### What you are asked to do
Print the listing below exactly, images excluded.

### Entries supplied
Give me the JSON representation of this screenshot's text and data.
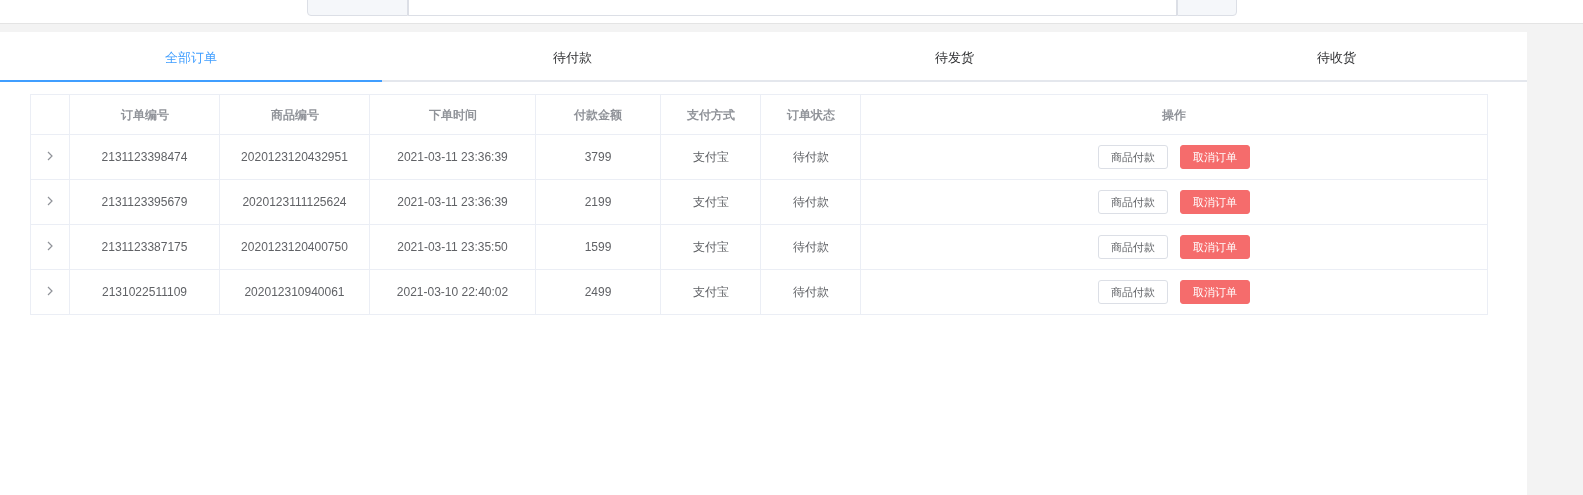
{
  "tabs": [
    {
      "label": "全部订单",
      "selected": true
    },
    {
      "label": "待付款",
      "selected": false
    },
    {
      "label": "待发货",
      "selected": false
    },
    {
      "label": "待收货",
      "selected": false
    }
  ],
  "table": {
    "columns": [
      "订单编号",
      "商品编号",
      "下单时间",
      "付款金额",
      "支付方式",
      "订单状态",
      "操作"
    ],
    "rows": [
      {
        "expanded": false,
        "cells": [
          "2131123398474",
          "2020123120432951",
          "2021-03-11 23:36:39",
          "3799",
          "支付宝",
          "待付款"
        ],
        "actions": [
          "商品付款",
          "取消订单"
        ]
      },
      {
        "expanded": false,
        "cells": [
          "2131123395679",
          "2020123111125624",
          "2021-03-11 23:36:39",
          "2199",
          "支付宝",
          "待付款"
        ],
        "actions": [
          "商品付款",
          "取消订单"
        ]
      },
      {
        "expanded": false,
        "cells": [
          "2131123387175",
          "2020123120400750",
          "2021-03-11 23:35:50",
          "1599",
          "支付宝",
          "待付款"
        ],
        "actions": [
          "商品付款",
          "取消订单"
        ]
      },
      {
        "expanded": false,
        "cells": [
          "2131022511109",
          "202012310940061",
          "2021-03-10 22:40:02",
          "2499",
          "支付宝",
          "待付款"
        ],
        "actions": [
          "商品付款",
          "取消订单"
        ]
      }
    ]
  }
}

### Answer section
Give me the JSON representation of this screenshot's text and data.
{
  "tabs": [
    {
      "label": "全部订单",
      "selected": true
    },
    {
      "label": "待付款",
      "selected": false
    },
    {
      "label": "待发货",
      "selected": false
    },
    {
      "label": "待收货",
      "selected": false
    }
  ],
  "table": {
    "columns": [
      "订单编号",
      "商品编号",
      "下单时间",
      "付款金额",
      "支付方式",
      "订单状态",
      "操作"
    ],
    "rows": [
      {
        "expanded": false,
        "cells": [
          "2131123398474",
          "2020123120432951",
          "2021-03-11 23:36:39",
          "3799",
          "支付宝",
          "待付款"
        ],
        "actions": [
          "商品付款",
          "取消订单"
        ]
      },
      {
        "expanded": false,
        "cells": [
          "2131123395679",
          "2020123111125624",
          "2021-03-11 23:36:39",
          "2199",
          "支付宝",
          "待付款"
        ],
        "actions": [
          "商品付款",
          "取消订单"
        ]
      },
      {
        "expanded": false,
        "cells": [
          "2131123387175",
          "2020123120400750",
          "2021-03-11 23:35:50",
          "1599",
          "支付宝",
          "待付款"
        ],
        "actions": [
          "商品付款",
          "取消订单"
        ]
      },
      {
        "expanded": false,
        "cells": [
          "2131022511109",
          "202012310940061",
          "2021-03-10 22:40:02",
          "2499",
          "支付宝",
          "待付款"
        ],
        "actions": [
          "商品付款",
          "取消订单"
        ]
      }
    ]
  }
}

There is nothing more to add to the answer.